The weather in Kenya is reputed to be stable all year, and in Nairobi in particular (because of its elevation), the days are pleasant and nights are cool – perfect for sleeping.
This December is different, and all of us seem to be a little surprised at the great variation in the weather during the Christmas season. While it’s not quite like London (“if you don’t like the weather wait thirty minutes!”), this time of year has not kept to expected patterns. Indeed since the “short rains” – usually expected to last through December – departed early in 2008, with people talking about how dry and brown everything was by Christmas, for some reason we sort of expected the same for 2009.
This year, the short rains are still with us and while most of the rain is during the night and the days are pleasant and dry, as Christmas approached we were inundated with what I can only characterize as “extreme” thunderstorms, almost every afternoon and lasting a good couple of hours.

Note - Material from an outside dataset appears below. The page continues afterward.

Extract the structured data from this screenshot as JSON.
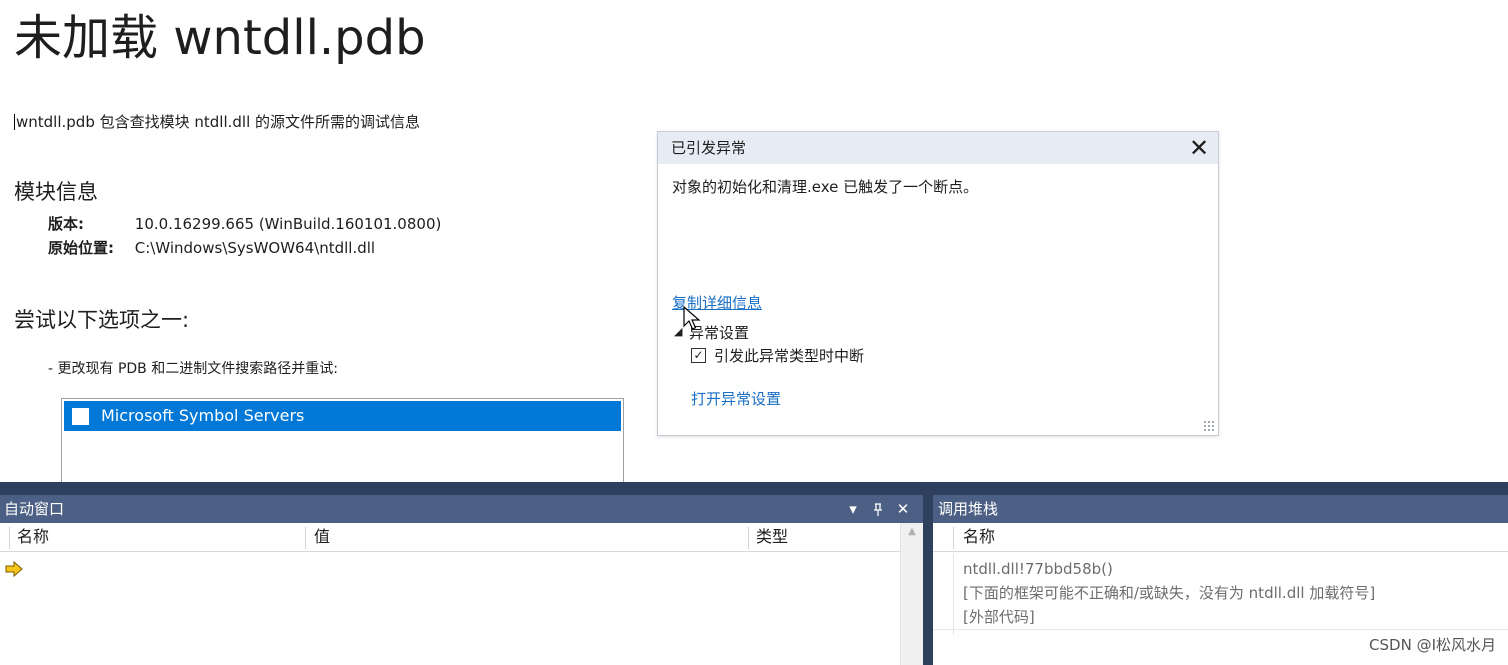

So what to do about the holiday? Shall we stay home? Shall we have an excursion?
We opted for the latter, with our own conventional wisdom being that, with so much rain over the past few days, it was bound to let up and be pretty on Christmas Day. Likewise, being Christmas Day, there wouldn’t be any serious traffic to speak of (driving is very difficult in Kenya, and traffic can stall and not move for hours at a time). Perhaps it would be a good day to get away.
You can see it coming, can’t you?
We were wrong. Wrong. Wrong.
Perhaps it should be stated this way: we were WRONG!!!
So with my friends Dorothy and Marcin Chlystun, we made our plans to drive to the Central Highlands. My driver was prompt – exactly on time – and we were able to get an early morning start. Our idea (and we carried it all through with just a few – shall we say? – challenges from time to time) was to be out of Nairobi in about 30 minutes or so, to head on up the highway toward Nanyuki, about a hundred miles or so to the North. We would come into Mount Kenya territory, have Christmas lunch at a special restaurant in the trees, see some wildlife, and have a leisurely day just driving around looking at the beautiful scenery.
And the scenery was beautiful, and while the skies were not exactly clear, we didn’t have any rain for a long time, and once we got out of the city we were able to view beautiful countryside.
As for getting out of the city. Here’s where our first assumption fell apart. No, there was not to be less traffic. In fact, there was plenty more than usual, and along the “new” highway – being constructed with Chinese investments and Chinese engineers leading local workers – construction was going on as usual, with the usual hindrances connected with road construction everywhere. We had long traffic jams, major stalls, accidents, and despite being Christmas Day, there were pedestrians all over the place, either walking to where they wanted to go (the usual custom in Kenya) or awaiting the private matatus – the private vans that most people use to get about in. Indeed, some assert that the matatus are more a part of the culture than a means of transportation, but however you think about them, they are wild vehicles, careering all over the place and almost as scary to watch as to ride in (which I’ve never done and don’t expect to do).
Finally though, we got beyond the Nairobi suburbs, and once we were past Thika things picked up. We drove through the lush pineapple country, past the many coffee and tea plantations (now most major agribusiness corporations), and further into the lush fertile farmland that supports most of Kenya’s agriculture. All the roadside stands made it clear that the produce from the smaller farms is readily available to take back to the city, and we promised ourselves that we could stop on our return.
As for the countryside, the topography changed considerably as we travelled. Off in the distance, the Aberdare range of mountains was lovely to see, and I was strangely intrigued to find myself thinking I would like to go there one day.